• [Assigned task]: Your task is to restate exactly the lines from the one holding "Output a JSON" to the end of the entries below, inclusive.

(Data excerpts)

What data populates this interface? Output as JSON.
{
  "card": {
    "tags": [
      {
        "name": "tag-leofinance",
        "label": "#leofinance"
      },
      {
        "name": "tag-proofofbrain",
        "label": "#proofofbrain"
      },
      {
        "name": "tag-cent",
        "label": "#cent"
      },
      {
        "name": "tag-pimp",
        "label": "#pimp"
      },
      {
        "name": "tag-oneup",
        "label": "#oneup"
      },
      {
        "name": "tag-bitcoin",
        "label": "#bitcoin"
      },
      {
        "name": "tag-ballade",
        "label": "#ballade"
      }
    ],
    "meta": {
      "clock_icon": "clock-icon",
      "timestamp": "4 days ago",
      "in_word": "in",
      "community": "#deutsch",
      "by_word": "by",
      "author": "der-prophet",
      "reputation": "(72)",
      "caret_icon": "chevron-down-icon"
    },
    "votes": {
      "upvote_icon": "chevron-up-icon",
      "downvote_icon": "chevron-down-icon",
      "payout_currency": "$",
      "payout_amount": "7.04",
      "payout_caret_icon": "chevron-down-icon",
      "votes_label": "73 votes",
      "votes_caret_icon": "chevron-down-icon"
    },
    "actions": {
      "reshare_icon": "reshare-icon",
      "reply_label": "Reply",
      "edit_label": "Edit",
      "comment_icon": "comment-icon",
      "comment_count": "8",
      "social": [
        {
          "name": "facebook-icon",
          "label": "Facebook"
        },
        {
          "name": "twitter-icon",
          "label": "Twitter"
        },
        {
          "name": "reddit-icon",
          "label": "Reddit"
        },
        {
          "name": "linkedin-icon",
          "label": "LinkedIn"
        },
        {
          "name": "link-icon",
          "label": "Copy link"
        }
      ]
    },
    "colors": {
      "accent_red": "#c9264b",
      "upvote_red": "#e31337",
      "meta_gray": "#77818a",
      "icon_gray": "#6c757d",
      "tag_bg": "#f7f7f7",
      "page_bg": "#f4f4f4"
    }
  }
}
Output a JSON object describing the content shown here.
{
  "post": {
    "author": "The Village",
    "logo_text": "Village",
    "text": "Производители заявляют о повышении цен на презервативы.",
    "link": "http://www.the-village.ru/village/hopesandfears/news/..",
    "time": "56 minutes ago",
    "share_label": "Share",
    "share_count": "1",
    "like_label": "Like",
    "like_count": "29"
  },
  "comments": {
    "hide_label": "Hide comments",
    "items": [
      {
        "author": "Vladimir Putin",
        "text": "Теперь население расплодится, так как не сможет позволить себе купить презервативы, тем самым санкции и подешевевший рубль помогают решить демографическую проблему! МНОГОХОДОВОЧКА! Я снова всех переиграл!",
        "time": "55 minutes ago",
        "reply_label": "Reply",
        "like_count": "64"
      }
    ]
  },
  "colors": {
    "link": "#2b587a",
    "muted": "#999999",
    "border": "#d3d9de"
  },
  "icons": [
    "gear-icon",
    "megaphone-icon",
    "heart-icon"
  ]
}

• [Result]:
Output a JSON object describing the content shown here.
{
  "post": {
    "author": "The Village",
    "logo_text": "Village",
    "text": "Производители заявляют о повышении цен на презервативы.",
    "link": "http://www.the-village.ru/village/hopesandfears/news/..",
    "time": "56 minutes ago",
    "share_label": "Share",
    "share_count": "1",
    "like_label": "Like",
    "like_count": "29"
  },
  "comments": {
    "hide_label": "Hide comments",
    "items": [
      {
        "author": "Vladimir Putin",
        "text": "Теперь население расплодится, так как не сможет позволить себе купить презервативы, тем самым санкции и подешевевший рубль помогают решить демографическую проблему! МНОГОХОДОВОЧКА! Я снова всех переиграл!",
        "time": "55 minutes ago",
        "reply_label": "Reply",
        "like_count": "64"
      }
    ]
  },
  "colors": {
    "link": "#2b587a",
    "muted": "#999999",
    "border": "#d3d9de"
  },
  "icons": [
    "gear-icon",
    "megaphone-icon",
    "heart-icon"
  ]
}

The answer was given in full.